• EXERCISE BRIEF
Text in the records must be reproduced exactly, and pictures must be skipped.

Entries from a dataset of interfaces
----------
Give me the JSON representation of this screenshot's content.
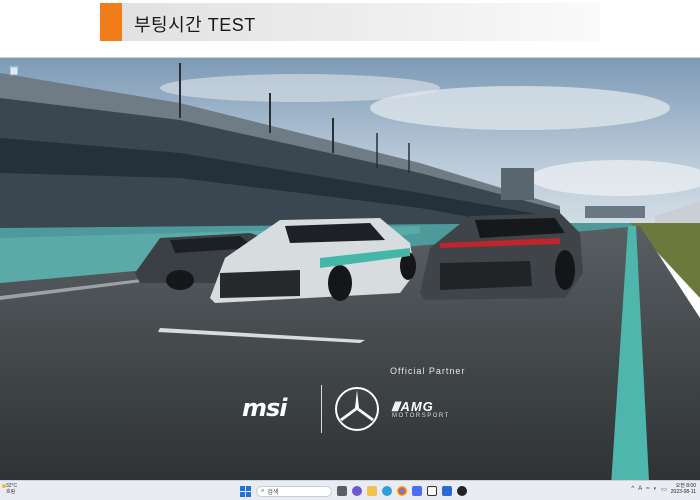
{
  "header": {
    "title": "부팅시간 TEST"
  },
  "wallpaper": {
    "partner_label": "Official Partner",
    "brand_msi": "msi",
    "brand_amg": "AMG",
    "brand_amg_sub": "MOTORSPORT"
  },
  "taskbar": {
    "weather_temp": "32°C",
    "weather_desc": "흐림",
    "search_placeholder": "검색",
    "clock_time": "오전 8:00",
    "clock_date": "2023-08-11",
    "tray_lang": "A"
  },
  "colors": {
    "accent": "#f27b1a",
    "windows_blue": "#1f74d6"
  }
}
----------
• OUTPUT FOR THIS TASK
Give me the JSON representation of this screenshot's content.
{
  "header": {
    "title": "부팅시간 TEST"
  },
  "wallpaper": {
    "partner_label": "Official Partner",
    "brand_msi": "msi",
    "brand_amg": "AMG",
    "brand_amg_sub": "MOTORSPORT"
  },
  "taskbar": {
    "weather_temp": "32°C",
    "weather_desc": "흐림",
    "search_placeholder": "검색",
    "clock_time": "오전 8:00",
    "clock_date": "2023-08-11",
    "tray_lang": "A"
  },
  "colors": {
    "accent": "#f27b1a",
    "windows_blue": "#1f74d6"
  }
}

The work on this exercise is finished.